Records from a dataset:
┄┄┄┄┄┄┄┄┄┄┄┄┄┄┄┄┄┄┄┄
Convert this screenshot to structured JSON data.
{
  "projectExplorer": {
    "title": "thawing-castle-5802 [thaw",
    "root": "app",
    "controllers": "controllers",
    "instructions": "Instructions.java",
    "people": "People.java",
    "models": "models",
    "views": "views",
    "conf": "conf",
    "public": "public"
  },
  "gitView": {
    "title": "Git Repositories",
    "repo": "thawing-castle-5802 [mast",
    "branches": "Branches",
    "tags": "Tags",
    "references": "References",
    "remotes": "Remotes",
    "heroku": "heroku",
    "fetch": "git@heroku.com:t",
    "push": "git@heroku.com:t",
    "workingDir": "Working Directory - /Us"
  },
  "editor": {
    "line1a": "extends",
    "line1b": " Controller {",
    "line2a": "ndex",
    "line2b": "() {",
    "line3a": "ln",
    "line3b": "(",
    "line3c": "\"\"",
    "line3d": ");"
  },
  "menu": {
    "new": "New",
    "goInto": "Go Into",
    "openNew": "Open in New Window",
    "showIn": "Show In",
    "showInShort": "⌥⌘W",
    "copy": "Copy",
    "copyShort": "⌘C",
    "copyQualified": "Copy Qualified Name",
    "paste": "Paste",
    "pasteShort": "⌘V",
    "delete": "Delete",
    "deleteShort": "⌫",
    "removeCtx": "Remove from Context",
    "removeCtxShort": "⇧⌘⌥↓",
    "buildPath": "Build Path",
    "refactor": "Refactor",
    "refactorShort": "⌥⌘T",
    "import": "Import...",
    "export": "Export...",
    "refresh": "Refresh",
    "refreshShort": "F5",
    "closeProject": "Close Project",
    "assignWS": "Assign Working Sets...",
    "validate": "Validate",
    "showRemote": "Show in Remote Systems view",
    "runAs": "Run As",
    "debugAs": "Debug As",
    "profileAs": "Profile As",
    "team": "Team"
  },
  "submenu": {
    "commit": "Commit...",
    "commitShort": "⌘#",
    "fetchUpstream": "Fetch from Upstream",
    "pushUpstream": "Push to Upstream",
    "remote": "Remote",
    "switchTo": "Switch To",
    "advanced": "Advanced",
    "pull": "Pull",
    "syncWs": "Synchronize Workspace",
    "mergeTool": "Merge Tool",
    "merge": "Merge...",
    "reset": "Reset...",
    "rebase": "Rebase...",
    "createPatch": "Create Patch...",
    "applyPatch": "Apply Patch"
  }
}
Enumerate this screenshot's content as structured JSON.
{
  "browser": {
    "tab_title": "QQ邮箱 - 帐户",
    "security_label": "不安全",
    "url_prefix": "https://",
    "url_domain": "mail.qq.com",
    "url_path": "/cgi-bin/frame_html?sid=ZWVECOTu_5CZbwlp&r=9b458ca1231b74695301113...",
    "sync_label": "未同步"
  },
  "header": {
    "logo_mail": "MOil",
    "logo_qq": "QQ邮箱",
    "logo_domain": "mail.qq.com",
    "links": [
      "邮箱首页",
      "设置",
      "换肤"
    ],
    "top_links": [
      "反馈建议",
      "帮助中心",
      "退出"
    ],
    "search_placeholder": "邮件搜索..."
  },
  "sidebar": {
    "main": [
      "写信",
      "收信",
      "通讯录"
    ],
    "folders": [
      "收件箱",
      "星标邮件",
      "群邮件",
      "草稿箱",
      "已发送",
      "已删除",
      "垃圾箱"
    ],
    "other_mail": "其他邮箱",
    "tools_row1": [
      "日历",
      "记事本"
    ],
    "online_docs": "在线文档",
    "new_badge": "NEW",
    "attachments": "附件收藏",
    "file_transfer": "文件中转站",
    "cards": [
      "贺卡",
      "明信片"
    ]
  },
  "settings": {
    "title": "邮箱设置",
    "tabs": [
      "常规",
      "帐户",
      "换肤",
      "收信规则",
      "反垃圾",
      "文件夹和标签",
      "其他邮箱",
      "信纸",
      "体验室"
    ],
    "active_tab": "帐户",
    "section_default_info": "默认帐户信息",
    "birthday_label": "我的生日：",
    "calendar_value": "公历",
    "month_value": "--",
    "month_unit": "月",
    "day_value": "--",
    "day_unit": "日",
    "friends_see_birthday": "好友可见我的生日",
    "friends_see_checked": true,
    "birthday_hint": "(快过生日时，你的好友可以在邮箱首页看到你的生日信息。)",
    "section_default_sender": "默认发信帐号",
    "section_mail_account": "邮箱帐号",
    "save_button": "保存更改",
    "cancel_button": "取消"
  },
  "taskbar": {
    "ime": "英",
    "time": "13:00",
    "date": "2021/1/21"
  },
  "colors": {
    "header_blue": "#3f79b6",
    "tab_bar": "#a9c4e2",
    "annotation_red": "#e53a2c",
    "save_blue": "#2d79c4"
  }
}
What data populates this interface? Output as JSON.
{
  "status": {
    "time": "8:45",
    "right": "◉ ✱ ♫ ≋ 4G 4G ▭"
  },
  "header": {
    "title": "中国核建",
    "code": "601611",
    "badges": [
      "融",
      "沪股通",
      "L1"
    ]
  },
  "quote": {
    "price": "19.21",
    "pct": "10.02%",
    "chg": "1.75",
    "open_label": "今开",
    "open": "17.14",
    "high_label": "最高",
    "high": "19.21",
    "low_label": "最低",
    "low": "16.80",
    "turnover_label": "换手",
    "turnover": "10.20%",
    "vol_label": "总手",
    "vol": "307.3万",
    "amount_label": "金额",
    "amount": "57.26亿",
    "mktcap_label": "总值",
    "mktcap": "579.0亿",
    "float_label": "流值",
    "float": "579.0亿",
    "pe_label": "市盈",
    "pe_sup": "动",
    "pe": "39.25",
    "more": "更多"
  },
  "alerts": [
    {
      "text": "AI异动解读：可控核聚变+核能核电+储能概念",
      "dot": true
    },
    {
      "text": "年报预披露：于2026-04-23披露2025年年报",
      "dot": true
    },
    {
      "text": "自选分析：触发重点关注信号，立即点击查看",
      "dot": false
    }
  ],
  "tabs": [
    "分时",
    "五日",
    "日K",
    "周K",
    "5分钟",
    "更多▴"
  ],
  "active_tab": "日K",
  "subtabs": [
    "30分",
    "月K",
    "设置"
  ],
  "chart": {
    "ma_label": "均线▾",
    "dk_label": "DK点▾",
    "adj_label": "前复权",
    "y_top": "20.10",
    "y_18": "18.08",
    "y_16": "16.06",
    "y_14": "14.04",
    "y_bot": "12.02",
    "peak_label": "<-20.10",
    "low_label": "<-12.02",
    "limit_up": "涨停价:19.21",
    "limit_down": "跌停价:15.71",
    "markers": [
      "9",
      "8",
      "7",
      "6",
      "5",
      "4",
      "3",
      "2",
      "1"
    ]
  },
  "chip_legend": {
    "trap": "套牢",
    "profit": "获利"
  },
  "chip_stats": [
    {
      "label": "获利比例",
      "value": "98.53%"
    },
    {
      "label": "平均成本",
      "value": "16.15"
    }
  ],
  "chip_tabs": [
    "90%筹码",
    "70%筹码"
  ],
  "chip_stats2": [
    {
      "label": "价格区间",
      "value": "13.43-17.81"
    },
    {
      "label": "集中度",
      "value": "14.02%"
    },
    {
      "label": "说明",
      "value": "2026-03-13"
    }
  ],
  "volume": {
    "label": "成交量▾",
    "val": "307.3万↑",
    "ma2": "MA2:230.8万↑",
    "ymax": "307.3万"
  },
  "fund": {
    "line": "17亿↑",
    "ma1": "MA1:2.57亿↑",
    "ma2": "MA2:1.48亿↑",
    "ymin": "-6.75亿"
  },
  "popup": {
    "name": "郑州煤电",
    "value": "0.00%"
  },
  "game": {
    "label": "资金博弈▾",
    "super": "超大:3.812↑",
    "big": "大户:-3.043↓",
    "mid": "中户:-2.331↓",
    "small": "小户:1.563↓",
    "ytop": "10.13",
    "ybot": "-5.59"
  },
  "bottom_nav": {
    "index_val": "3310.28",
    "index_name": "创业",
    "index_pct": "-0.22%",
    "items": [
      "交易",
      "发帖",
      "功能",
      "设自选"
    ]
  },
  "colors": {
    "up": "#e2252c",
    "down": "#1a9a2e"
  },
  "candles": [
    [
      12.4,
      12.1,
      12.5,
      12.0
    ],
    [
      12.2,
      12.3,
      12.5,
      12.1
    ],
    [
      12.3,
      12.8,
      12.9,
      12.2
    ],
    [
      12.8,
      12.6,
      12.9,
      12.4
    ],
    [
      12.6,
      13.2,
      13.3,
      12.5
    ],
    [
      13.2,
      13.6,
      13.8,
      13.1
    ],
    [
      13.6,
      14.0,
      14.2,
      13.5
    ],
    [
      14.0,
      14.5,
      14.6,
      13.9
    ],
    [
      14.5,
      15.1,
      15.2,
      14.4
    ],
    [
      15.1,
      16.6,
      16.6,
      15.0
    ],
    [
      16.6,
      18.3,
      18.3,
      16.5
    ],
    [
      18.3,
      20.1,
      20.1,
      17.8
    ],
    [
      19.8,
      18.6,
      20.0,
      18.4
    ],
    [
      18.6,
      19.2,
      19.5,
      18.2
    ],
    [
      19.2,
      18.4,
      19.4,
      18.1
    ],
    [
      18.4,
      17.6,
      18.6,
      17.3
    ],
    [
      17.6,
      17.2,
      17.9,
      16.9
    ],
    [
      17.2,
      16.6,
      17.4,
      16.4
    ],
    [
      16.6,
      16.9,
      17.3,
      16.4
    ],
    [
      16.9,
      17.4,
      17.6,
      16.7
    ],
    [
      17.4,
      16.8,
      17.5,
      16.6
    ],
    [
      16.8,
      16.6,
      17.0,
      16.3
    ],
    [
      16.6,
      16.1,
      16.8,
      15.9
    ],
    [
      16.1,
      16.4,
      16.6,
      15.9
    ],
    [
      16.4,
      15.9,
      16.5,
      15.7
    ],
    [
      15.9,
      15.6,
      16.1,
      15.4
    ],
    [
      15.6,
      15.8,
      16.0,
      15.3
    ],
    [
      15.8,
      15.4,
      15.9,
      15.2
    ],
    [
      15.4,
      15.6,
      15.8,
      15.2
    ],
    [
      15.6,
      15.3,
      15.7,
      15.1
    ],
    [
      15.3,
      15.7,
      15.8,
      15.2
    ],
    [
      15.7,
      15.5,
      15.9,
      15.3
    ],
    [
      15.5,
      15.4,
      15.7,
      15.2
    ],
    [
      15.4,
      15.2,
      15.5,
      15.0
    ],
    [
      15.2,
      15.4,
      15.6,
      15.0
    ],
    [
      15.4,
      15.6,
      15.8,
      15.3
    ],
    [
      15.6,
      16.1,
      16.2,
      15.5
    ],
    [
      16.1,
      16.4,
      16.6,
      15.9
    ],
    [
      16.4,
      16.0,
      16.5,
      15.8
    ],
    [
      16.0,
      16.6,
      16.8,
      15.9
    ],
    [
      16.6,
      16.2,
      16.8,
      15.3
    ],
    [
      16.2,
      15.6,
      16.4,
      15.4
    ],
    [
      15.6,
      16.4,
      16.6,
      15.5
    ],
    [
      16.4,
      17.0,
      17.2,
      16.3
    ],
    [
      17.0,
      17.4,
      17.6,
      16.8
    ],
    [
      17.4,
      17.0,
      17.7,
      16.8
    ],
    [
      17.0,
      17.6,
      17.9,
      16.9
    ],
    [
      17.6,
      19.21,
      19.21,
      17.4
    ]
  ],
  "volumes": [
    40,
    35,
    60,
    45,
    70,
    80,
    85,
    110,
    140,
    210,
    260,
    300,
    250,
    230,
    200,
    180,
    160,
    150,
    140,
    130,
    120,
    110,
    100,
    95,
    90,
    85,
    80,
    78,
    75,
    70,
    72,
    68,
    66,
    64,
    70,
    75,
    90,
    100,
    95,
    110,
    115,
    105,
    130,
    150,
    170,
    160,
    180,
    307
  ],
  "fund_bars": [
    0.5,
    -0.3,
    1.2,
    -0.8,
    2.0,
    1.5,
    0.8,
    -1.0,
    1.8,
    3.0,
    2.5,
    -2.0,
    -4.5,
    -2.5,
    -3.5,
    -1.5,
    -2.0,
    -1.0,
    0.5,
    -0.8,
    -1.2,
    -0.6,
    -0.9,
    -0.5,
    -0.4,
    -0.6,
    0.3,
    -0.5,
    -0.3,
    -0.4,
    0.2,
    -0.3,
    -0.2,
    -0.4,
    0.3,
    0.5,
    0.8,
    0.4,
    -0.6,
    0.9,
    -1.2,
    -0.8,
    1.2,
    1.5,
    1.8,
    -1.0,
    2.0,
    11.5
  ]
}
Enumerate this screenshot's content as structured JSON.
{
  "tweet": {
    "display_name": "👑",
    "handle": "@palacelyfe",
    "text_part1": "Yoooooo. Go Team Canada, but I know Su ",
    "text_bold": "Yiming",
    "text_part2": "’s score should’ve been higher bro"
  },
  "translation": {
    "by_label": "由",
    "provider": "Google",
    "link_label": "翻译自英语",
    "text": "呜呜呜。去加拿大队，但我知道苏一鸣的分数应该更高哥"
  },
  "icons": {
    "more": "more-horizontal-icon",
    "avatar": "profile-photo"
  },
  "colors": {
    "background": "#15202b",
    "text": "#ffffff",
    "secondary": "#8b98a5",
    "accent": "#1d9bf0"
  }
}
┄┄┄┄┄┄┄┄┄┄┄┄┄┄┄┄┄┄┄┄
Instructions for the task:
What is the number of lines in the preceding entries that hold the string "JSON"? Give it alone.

Written response:
4